Trail Elementary School, located in the northeast section of
Fayetteville, was the first open space elementary school built in the
state of Arkansas. We opened for the 1968-69 school year. At the time,
Dr. Wayne White was superintendent of schools and Mr. Dean May was
principal. During the first school year, the school had enrolled about
The staff in 1968 included with Alice Reid and
Marshal Wilson, first grade; Bette Ann Pittman and Thelma Thomason,
second grade; Lynda Lovegrove, third grade; Patricia Kay Weathers,
fourth grade; Judith Mackey, fifth grade; Marcia Retrey and John Decker,
sixth grade; Mrs. Owen, librarian; Betty Hardin, counselor; and Nancy
Netherton, music. Butterfield Trail School was originally designed with
partitions to divide classrooms, the plans were revamped by architect
Warren Seagrave of Fayetteville for open space teaching. Classes are
divided into "areas" or "pods" according to grade level.
Butterfield Trail Elementary is named after the
trail for the stage coach that connected Fayetteville with Fort Smith.
The first Butterfield stage arrived in Fayetteville at ll am on
September 18, 1858, and departed for Fort Smith and points west at 11:50
am. Passengers on the first trip were John Butterfield, president of
the Overland Mail Company; T.R. Corbin of Washington; Waterman Ormsby of
the New York Herald; and Judge and Mrs. John F. Wheeler and their two
children of Fort Smith. The stage arrived in Fort Smith at 2 am on
Sunday, September 19, 1858--- 14 hours for the 60 miles from
Fayetteville over "the roughest stretch of road between St. Louis and
San Francisco." John Butterfield liked Fayetteville so well that he
bought a 360 acre farm just west of town, where he entertained his
friends from the East.
Fayetteville was the home of Arkansas College in
1858, the first degree granting college in Arkansas.

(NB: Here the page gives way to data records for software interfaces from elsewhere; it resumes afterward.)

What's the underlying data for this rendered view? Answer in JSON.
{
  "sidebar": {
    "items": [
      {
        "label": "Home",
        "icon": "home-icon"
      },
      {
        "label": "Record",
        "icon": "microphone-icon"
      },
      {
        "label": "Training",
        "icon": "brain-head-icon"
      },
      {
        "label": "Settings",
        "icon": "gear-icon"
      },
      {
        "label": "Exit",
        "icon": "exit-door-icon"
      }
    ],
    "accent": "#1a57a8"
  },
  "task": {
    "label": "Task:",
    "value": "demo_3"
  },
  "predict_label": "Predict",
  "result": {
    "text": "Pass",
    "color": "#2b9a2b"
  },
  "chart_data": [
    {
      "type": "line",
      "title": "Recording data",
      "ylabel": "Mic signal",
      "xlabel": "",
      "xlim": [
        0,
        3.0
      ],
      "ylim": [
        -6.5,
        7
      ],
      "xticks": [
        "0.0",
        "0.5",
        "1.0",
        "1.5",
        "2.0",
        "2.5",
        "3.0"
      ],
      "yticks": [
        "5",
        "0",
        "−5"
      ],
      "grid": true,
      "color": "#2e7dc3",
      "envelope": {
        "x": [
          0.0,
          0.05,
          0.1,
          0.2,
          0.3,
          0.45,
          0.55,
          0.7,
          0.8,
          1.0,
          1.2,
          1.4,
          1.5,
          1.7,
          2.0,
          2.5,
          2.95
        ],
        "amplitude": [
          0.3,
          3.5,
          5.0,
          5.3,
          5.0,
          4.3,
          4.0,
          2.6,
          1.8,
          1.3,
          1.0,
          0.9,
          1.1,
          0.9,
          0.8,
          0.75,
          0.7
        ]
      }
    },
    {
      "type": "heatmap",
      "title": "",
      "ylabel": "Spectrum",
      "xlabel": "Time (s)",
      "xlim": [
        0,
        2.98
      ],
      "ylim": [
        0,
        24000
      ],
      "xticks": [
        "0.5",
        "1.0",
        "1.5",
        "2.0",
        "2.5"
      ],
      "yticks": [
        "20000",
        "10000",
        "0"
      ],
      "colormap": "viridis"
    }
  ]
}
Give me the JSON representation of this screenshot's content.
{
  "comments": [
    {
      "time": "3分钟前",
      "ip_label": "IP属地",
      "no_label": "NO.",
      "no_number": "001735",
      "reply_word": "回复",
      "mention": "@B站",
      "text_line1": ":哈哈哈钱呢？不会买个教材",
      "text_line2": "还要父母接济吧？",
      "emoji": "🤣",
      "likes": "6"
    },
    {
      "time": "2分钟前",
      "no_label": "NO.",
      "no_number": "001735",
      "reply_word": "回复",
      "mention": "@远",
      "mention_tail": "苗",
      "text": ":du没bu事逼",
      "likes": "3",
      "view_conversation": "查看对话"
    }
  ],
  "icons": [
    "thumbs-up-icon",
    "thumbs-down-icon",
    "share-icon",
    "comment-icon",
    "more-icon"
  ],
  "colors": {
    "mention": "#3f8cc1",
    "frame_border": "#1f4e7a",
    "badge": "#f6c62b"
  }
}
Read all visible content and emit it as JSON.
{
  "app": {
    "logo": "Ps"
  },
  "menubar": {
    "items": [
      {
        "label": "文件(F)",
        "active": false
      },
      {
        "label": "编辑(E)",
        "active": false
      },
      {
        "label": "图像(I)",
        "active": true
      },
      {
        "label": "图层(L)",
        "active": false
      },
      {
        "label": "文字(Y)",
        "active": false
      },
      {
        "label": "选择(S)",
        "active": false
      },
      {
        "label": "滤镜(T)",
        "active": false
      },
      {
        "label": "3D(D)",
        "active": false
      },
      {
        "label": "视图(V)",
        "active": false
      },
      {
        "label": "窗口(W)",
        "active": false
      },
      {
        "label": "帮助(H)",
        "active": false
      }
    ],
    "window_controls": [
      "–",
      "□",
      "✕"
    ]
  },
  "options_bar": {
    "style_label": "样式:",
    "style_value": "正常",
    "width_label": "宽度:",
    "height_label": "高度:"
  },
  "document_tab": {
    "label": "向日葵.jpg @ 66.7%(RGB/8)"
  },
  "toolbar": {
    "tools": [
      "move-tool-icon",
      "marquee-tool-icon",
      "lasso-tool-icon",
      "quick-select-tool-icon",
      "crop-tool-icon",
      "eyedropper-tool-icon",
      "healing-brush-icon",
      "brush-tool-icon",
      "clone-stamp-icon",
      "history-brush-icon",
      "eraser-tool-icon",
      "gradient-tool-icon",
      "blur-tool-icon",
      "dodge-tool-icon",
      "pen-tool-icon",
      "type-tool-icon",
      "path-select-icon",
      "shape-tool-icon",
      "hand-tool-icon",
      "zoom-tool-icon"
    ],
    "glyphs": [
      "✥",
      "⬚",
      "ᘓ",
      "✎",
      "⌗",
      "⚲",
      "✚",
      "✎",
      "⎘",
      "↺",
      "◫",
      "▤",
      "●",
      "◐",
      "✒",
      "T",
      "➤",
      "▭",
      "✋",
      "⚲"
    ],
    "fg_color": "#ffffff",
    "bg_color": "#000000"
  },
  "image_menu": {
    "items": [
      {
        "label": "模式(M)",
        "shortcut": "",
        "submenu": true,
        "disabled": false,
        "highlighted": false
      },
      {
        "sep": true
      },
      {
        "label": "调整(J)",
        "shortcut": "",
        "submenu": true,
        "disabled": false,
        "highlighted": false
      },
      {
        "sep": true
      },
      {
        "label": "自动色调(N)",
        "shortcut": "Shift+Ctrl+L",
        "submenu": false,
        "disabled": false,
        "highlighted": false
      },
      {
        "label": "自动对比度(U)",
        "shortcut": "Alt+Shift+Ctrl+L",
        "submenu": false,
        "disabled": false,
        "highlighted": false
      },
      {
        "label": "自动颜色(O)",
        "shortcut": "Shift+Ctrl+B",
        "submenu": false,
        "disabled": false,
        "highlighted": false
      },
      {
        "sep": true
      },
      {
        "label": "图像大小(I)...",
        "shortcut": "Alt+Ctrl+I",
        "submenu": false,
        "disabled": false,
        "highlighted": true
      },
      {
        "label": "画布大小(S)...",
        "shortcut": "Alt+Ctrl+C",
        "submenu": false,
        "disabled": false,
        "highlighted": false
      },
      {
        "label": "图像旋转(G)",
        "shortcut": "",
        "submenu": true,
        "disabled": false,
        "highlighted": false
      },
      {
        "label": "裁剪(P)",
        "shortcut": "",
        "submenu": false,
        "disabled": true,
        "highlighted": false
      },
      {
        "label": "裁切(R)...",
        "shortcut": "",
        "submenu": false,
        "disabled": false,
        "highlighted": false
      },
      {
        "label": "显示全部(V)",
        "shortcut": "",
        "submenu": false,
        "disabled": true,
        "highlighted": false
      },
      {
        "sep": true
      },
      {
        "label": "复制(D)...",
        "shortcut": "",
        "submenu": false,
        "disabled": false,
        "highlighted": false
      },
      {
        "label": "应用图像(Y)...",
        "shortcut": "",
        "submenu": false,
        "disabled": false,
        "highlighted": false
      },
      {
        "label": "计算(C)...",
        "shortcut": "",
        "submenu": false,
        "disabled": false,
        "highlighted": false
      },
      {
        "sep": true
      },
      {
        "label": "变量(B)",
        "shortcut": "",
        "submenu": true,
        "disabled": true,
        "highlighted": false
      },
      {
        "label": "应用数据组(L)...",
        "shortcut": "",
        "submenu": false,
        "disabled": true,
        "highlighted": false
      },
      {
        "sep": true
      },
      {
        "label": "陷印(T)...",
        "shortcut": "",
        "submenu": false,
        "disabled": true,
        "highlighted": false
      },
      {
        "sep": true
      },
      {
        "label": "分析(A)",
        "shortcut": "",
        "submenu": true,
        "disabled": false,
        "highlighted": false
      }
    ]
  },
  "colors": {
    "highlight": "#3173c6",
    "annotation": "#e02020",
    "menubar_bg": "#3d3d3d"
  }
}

Today, Fayetteville
is the home of the University of Arkansas.